▼

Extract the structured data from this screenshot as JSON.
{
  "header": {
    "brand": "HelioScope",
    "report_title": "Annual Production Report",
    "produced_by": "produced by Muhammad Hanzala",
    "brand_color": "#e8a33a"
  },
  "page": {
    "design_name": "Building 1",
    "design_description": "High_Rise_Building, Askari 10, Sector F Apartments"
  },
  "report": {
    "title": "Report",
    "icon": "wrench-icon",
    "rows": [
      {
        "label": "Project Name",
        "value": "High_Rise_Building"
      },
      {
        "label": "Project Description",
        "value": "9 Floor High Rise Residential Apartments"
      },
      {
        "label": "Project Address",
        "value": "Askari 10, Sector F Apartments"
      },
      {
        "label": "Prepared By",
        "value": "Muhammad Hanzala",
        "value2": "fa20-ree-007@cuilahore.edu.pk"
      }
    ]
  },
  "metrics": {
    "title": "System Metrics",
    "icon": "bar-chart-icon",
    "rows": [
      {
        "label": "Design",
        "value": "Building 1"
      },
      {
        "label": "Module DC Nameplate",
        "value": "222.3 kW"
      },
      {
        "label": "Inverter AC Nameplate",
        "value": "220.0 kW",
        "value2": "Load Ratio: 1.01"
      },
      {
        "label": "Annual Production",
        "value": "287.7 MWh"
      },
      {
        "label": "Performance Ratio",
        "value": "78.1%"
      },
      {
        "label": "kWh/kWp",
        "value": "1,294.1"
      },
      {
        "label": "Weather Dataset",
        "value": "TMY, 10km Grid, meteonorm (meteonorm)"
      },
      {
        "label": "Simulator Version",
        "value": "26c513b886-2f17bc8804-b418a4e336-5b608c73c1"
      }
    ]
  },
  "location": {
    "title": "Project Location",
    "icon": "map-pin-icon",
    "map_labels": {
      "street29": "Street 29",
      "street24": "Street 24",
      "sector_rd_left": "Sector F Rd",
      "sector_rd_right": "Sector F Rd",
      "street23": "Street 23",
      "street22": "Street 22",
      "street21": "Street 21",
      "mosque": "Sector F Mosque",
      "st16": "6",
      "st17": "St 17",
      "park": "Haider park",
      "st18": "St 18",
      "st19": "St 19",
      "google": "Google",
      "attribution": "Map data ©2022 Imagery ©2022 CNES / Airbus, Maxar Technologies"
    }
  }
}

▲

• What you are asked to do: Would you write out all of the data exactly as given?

• Your response:
Extract the structured data from this screenshot as JSON.
{
  "header": {
    "brand": "HelioScope",
    "report_title": "Annual Production Report",
    "produced_by": "produced by Muhammad Hanzala",
    "brand_color": "#e8a33a"
  },
  "page": {
    "design_name": "Building 1",
    "design_description": "High_Rise_Building, Askari 10, Sector F Apartments"
  },
  "report": {
    "title": "Report",
    "icon": "wrench-icon",
    "rows": [
      {
        "label": "Project Name",
        "value": "High_Rise_Building"
      },
      {
        "label": "Project Description",
        "value": "9 Floor High Rise Residential Apartments"
      },
      {
        "label": "Project Address",
        "value": "Askari 10, Sector F Apartments"
      },
      {
        "label": "Prepared By",
        "value": "Muhammad Hanzala",
        "value2": "fa20-ree-007@cuilahore.edu.pk"
      }
    ]
  },
  "metrics": {
    "title": "System Metrics",
    "icon": "bar-chart-icon",
    "rows": [
      {
        "label": "Design",
        "value": "Building 1"
      },
      {
        "label": "Module DC Nameplate",
        "value": "222.3 kW"
      },
      {
        "label": "Inverter AC Nameplate",
        "value": "220.0 kW",
        "value2": "Load Ratio: 1.01"
      },
      {
        "label": "Annual Production",
        "value": "287.7 MWh"
      },
      {
        "label": "Performance Ratio",
        "value": "78.1%"
      },
      {
        "label": "kWh/kWp",
        "value": "1,294.1"
      },
      {
        "label": "Weather Dataset",
        "value": "TMY, 10km Grid, meteonorm (meteonorm)"
      },
      {
        "label": "Simulator Version",
        "value": "26c513b886-2f17bc8804-b418a4e336-5b608c73c1"
      }
    ]
  },
  "location": {
    "title": "Project Location",
    "icon": "map-pin-icon",
    "map_labels": {
      "street29": "Street 29",
      "street24": "Street 24",
      "sector_rd_left": "Sector F Rd",
      "sector_rd_right": "Sector F Rd",
      "street23": "Street 23",
      "street22": "Street 22",
      "street21": "Street 21",
      "mosque": "Sector F Mosque",
      "st16": "6",
      "st17": "St 17",
      "park": "Haider park",
      "st18": "St 18",
      "st19": "St 19",
      "google": "Google",
      "attribution": "Map data ©2022 Imagery ©2022 CNES / Airbus, Maxar Technologies"
    }
  }
}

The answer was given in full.